May volumes surpassed 8 million tonnes versus 7.7 million that transited the corridor in April. Year-to-date they are saying between 45 and 50 million tonnes of cargo have been moved, which is nearly twice the 2023 levels when primarily grains were moving. In the first four months of the corridor, they moved just over 4 million tonnes.

“Given the favorable security situation, we aim to reach the average pre-war level of cargo turnover,” the port authority said in a statement reviewing monthly volumes and the overall progress. They noted this was a significant advancement and steady progress is being made since the Joseph Schulte became the first vessel to depart on August 16, 2023.  As of May 2024, they are reporting over 1,700 vessels have been handled and the traffic volume continues to build.

Ukraine remains the top exporter of agricultural products according to the port authority. In April, they said grains made up 6.3 million tons of the cargo versus a total of 9.9 million tonnes of cargo through all the seaports, including inland ports. 

Starting in April, the Turkish company Akkon launched the feeder service for containers between Chornomorsk and Constanta, Romania. The success of that operation led to the restoration of services by both Hapag-Lloyd and now Maersk, which is also discontinuing its barge service via the Danube. MSC Mediterranean Shipping is now expected to also resume service in mid-June. They are planning to sail directly from the Odesa area to Turkey, marking a further expansion of service from Ukraine.

So far, they are reporting that 10 containerships have been handled. The Turkish companies are using general cargo ships outfitted for the boxes while the first dedicated containerships later returned to the Black Sea ports. The service for Maersk is being operated with vessels of a capacity of 1,100 TEU.

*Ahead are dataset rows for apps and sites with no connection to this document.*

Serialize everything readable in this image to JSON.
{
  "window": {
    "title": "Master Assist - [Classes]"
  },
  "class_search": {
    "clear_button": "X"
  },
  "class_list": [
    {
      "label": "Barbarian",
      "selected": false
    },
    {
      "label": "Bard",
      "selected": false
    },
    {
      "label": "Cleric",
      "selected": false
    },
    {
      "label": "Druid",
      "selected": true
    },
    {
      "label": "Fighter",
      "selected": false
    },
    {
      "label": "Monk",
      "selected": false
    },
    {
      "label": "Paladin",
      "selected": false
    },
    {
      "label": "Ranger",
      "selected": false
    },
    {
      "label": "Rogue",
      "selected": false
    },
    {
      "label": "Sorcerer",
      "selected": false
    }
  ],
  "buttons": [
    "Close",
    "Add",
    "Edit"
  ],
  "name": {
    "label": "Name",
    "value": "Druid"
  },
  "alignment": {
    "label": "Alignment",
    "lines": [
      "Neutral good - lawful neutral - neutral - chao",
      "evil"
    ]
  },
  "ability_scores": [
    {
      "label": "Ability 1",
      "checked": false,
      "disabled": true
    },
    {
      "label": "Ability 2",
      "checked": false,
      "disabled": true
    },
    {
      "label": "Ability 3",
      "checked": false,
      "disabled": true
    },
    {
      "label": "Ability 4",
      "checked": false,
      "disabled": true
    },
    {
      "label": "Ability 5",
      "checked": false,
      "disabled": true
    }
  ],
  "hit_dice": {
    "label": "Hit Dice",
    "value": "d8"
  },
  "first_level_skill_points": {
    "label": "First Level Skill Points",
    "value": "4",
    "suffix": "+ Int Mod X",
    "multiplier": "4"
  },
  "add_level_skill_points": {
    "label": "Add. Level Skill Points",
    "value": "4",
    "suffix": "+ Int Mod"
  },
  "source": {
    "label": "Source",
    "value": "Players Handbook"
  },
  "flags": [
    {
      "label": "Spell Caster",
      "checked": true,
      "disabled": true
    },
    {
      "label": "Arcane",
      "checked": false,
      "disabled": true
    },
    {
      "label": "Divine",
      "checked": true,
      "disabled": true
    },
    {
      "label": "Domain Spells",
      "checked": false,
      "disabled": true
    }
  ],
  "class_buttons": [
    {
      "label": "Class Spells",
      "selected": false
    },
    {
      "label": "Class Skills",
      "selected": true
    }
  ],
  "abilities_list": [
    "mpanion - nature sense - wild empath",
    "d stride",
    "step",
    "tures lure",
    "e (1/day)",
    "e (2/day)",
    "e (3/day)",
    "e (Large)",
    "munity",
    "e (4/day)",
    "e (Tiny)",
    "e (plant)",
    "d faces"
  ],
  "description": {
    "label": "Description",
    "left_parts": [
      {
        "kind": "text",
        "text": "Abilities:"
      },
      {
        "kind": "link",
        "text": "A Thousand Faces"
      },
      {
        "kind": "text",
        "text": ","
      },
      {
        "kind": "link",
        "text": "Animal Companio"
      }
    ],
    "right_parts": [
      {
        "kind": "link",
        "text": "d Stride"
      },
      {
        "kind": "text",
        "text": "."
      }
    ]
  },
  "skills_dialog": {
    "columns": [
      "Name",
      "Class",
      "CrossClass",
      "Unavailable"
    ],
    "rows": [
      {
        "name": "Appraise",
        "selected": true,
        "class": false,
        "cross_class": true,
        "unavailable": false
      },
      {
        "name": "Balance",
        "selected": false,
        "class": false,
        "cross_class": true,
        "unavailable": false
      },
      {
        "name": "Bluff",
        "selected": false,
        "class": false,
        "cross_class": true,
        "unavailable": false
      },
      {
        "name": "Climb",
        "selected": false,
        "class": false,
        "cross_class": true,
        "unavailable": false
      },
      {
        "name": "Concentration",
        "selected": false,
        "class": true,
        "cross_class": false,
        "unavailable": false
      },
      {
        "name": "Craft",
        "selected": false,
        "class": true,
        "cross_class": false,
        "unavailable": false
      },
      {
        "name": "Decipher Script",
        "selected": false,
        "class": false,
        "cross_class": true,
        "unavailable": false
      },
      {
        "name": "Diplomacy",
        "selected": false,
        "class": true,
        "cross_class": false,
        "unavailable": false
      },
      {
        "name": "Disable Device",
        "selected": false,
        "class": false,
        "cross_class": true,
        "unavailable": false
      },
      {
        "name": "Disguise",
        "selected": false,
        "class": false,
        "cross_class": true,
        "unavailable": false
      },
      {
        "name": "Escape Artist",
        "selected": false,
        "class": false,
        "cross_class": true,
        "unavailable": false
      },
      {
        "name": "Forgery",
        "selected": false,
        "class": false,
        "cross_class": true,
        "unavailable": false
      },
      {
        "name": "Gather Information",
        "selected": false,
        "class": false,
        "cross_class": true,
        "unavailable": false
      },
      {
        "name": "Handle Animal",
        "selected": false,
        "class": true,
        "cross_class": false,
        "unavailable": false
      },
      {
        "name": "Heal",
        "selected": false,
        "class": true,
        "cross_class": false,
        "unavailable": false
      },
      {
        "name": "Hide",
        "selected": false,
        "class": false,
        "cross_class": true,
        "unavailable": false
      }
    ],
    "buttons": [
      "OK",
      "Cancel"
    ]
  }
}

Port officials said they remain focused on resuming the container operations. They are hoping to restore more direct container service beyond the feeders operating to Romania. They are also now looking to restart ferry operations.